If you don’t remember The Frog Prince, it is the story of a princess who is playing with her ball by a well. The ball falls in, and a frog appears with it. He tells the princess that he’ll give her ball back to her if she will be his friend. She agrees, but she finds the frog gross and creepy, and she doesn’t really mean it. As soon as he hands over the ball, she legs it back to her palace, ignoring the frog calling after her. That night while she’s eating dinner, the frog shows up at the door and tells her parents about the promise. Naturally, they take this weird stranger’s side immediately, chastise their daughter for not keeping her word, and force her to share her plate and cup with the frog, and then to take him to bed with her and let him sleep on her pillow. The princess feels a deep revulsion to the frog, she’s horrified by his very presence, and yet the people closest to her in the world ignore her wishes entirely and force her to incorporate him into her life in every possible way. When she finally kisses him, he turns into a handsome prince.
As I read this illustrated manifesto by some 17th century red pill Nice Guy, I grew more appalled with every page turn. But as far as I could tell, A was not engaging critically with the text. Unlike Georgie Porgie, this story did not seem to be upsetting her; she was just looking slightly intrigued or slightly bored based on the picture, same as always.
Still, I felt obligated to say something.
“You know, A,” I ventured. “Just because someone does something nice for you doesn’t mean that you have to be their friend if you don’t like them. And just because someone likes you a whole lot, that doesn’t mean that you have to like them back, even if other people think that you should.”
A stared at me blankly.
“Well, anyway,” I said. “They want you to write the word ‘hat’ five times now.”
I think I might have kids one day, and I’ve sometimes thought about how I would handle their media consumption. I watched a lot of stuff when I was little that I think taught me some really bad ideas about life, especially about how women were supposed to be and what love was supposed to look like. I’d like to keep this from happening to my kids, but I also wouldn’t want to be a controlling buzzkill about every little thing or make them feel bad about enjoying things that they like. I myself enjoy a lot of really ugly and misogynist things that I fully know I shouldn’t (for example, Game of Thrones). I wouldn’t want to forbid my kids their own mindless entertainments just because we don’t yet live in a perfect world.

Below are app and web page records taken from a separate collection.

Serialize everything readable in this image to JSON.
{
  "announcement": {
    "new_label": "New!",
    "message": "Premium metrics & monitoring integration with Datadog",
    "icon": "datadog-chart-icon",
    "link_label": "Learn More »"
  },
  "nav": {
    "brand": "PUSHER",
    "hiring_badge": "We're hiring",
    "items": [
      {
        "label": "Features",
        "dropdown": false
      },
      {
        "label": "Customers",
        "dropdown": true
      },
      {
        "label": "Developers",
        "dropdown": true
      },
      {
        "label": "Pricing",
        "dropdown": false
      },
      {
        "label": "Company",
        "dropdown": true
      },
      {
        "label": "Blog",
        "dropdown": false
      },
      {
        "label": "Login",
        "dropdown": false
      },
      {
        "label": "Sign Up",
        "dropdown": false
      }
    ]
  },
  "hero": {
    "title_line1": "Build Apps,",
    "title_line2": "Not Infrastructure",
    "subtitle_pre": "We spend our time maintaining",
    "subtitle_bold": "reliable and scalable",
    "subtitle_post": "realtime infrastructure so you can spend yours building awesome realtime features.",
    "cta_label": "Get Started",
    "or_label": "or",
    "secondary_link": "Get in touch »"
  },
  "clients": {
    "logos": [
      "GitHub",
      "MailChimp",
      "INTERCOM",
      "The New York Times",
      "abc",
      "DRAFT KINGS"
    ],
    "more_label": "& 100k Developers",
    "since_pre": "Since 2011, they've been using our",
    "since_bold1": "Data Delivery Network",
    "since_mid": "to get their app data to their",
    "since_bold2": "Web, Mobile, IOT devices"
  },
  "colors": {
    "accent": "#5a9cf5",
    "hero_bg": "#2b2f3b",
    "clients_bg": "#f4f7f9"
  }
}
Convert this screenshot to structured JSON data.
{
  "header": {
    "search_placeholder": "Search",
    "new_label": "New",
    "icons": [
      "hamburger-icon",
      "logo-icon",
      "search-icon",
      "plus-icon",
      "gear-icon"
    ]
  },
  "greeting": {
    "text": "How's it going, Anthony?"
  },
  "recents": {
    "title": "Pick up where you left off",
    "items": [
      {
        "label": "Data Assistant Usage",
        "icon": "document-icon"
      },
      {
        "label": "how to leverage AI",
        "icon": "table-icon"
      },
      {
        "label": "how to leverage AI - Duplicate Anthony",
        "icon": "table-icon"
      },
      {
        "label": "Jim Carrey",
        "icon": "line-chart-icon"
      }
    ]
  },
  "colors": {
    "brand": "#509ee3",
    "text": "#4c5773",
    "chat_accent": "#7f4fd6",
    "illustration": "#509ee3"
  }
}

My coworker Joen recently wrote about watching My Little Ponies with his four-year-old daughter and not being best pleased with the societal structure of Ponyville. In the end, he makes peace with the fact that to his daughter, for now at least, a pony is just a pony. Maybe you just have to follow your kid’s lead. Both A and B were really bothered by Georgie Porgie; it clearly disturbed them and they wanted an explanation. But although I was horrified by The Frog Prince, A didn’t notice anything off about it. To her, it was just a princess and a frog, not a metaphor for a woman’s obligation to make herself sexually available to whatever man decides he ought to have her. When she’s 19, I’m sure her women’s studies professor at Barnard will set her straight, but until then I can probably let it slide.
(Still, were she my daughter, I have a feeling that book would go mysteriously missing in the night, and god help any frog who fished it out of the trash and brought it back.)